- Diabetic Retinopathy: A complication that affects the eyes of people with diabetes. This condition can develop in either type 1 or type 2 diabetes due to damaged blood vessels within the retina. Diabetic retinopathy may cause no early signs or a mild vision impairment. This health disease can cause severe or profound visual impairment and may require surgery in advanced cases.
- Glaucoma: An eye condition caused by increased internal pressure due to problems with the flow or drainage of fluids. This causes damage to the optic nerve. There are no early symptoms that indicate the onset of glaucoma aside from defects in peripheral vision and difficulty with night vision. Identifying glaucoma early on allows for treatment by drugs or surgery to minimize loss of vision. If left untreated, it leads to profound to near-total vision loss.
- Macular Degeneration, also known as age-related macular degeneration (AMD or ARMD): A disorder causing blurred or no vision in the middle of the eye. There are no early symptoms of macular degeneration except for a noticeable blind spot that forms. We still do not know the cause of this disease; however, age is the primary contributing factor. For some, cigarette smoking and nutrition can also contribute to the development of macular degeneration. In children, a hereditary form of the disease exists, known as Stargardt macular dystrophy, which can lead to a severe loss of sight.

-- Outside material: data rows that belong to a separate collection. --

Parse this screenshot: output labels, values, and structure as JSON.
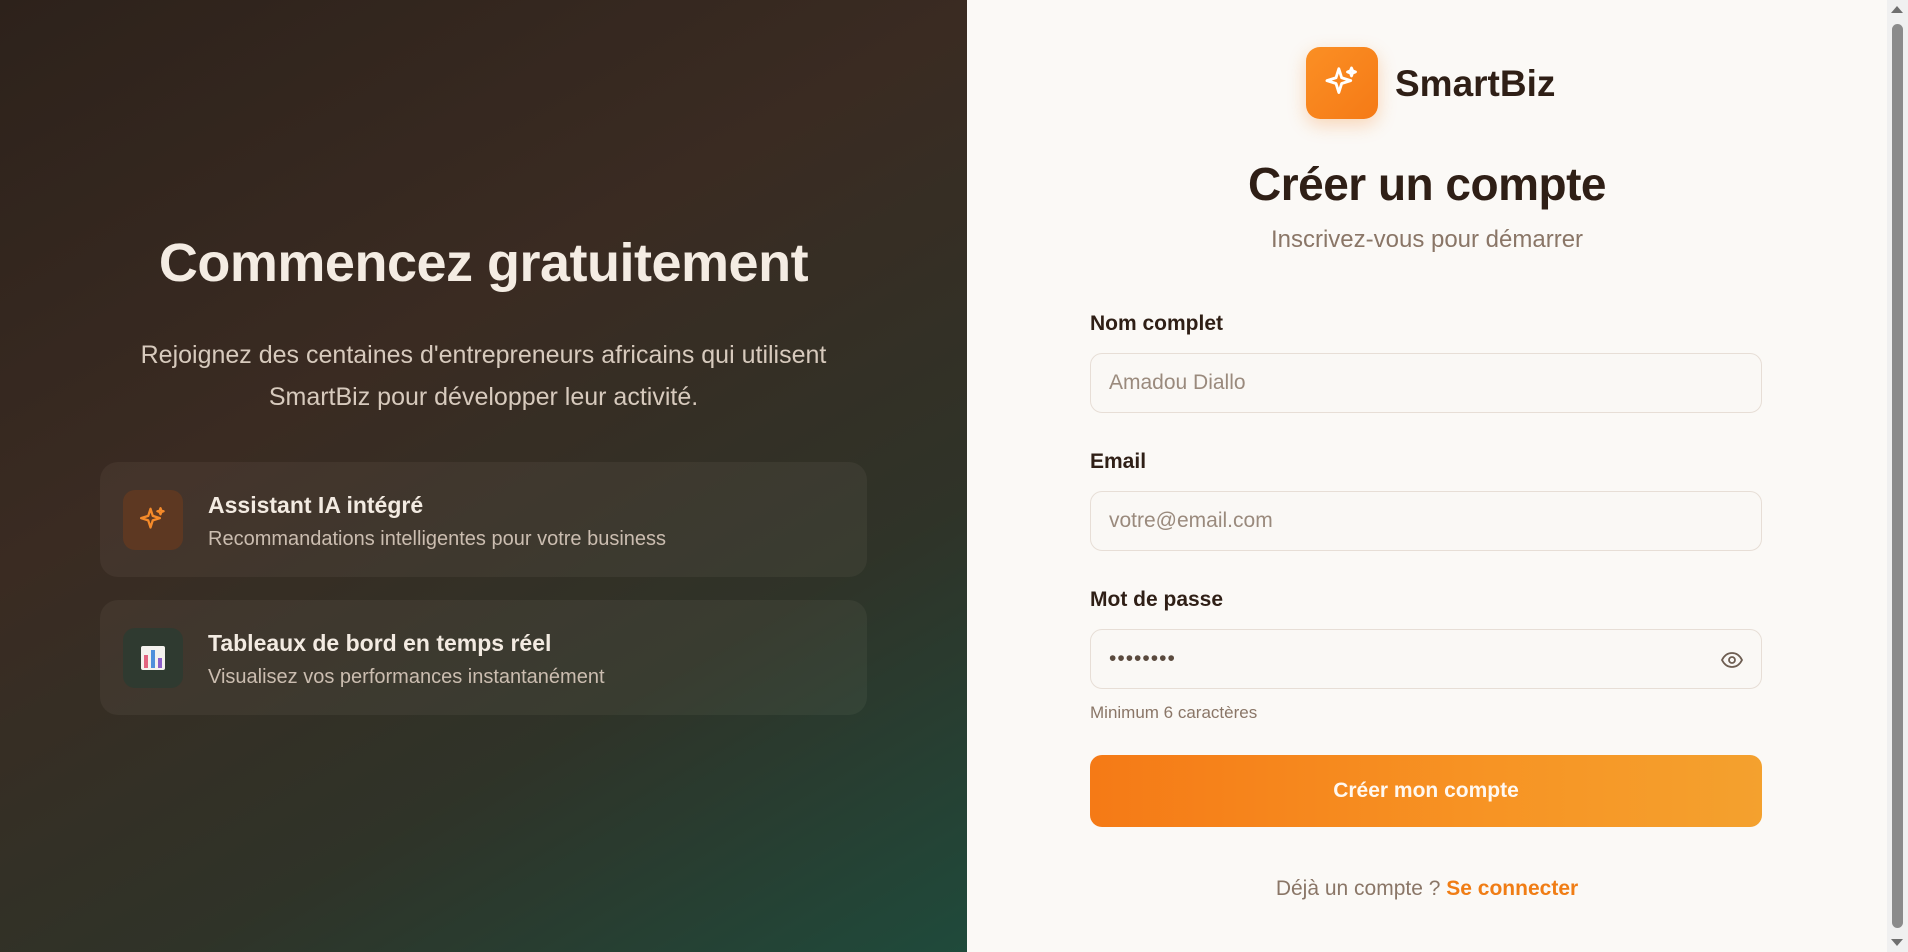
{
  "hero": {
    "title": "Commencez gratuitement",
    "subtitle_line1": "Rejoignez des centaines d'entrepreneurs africains qui utilisent",
    "subtitle_line2": "SmartBiz pour développer leur activité."
  },
  "features": [
    {
      "icon": "sparkles-icon",
      "title": "Assistant IA intégré",
      "description": "Recommandations intelligentes pour votre business"
    },
    {
      "icon": "bar-chart-icon",
      "title": "Tableaux de bord en temps réel",
      "description": "Visualisez vos performances instantanément"
    }
  ],
  "brand": {
    "name": "SmartBiz",
    "icon": "sparkles-icon",
    "accent_color": "#f57a16"
  },
  "form": {
    "title": "Créer un compte",
    "subtitle": "Inscrivez-vous pour démarrer",
    "name_label": "Nom complet",
    "name_placeholder": "Amadou Diallo",
    "email_label": "Email",
    "email_placeholder": "votre@email.com",
    "password_label": "Mot de passe",
    "password_value": "••••••••",
    "password_hint": "Minimum 6 caractères",
    "submit_label": "Créer mon compte",
    "login_prompt": "Déjà un compte ?",
    "login_link": "Se connecter"
  }
}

Signs & Symptoms of Low Vision
There are noticeable signs that indicate the development of vision impairment or eye disease. If you or someone you know is experiencing difficulties, even when wearing regular eyeglasses, here are a few questions to consider:
- Do the lights appear dimmer causing you to strain and stress your eyes?
- Are you having difficulties reading street signs or the names of stores?
- Do you struggle to recognize the faces of your friends and relatives?
- Are you performing regular tasks up close, such as reading, knitting, home repairs, or cooking?
A thorough eye examination is recommended to diagnose the causes of low vision, especially if the following symptoms are present:
- Blurred vision
- Poor judgment of depth
- Loss of central vision
- Double vision
- Confusion when performing visual tasks
- Balance problems
Managing & Treating Low Vision
For some eye health diseases, such as glaucoma, the symptoms and onset of visual impairment can be reduced with drugs or surgery. For others like cataracts, an eye care program which emphasizes a good diet is recommended. When treatment is not available, low vision is inevitable. Depending on the severity of the symptoms, various optical and non-optical devices can help improve visual performance. The following are a few popular low vision aids:
- Specialty eyeglasses, eyeglass lenses, and prescription lenses coatings
- Telescopic systems
- Tablets and other electronic devices using large print or bright lighting
- Hand magnifiers
- CCTV reading machines
- Optical print scanners
- Computers equipped with voice command
Having access to the appropriate visual aids can both improve sight and the overall quality of living. Talk to an eye care specialist to learn where to purchase visual aids as well as to create a successful treatment plan for reducing the effects of a visual impairment.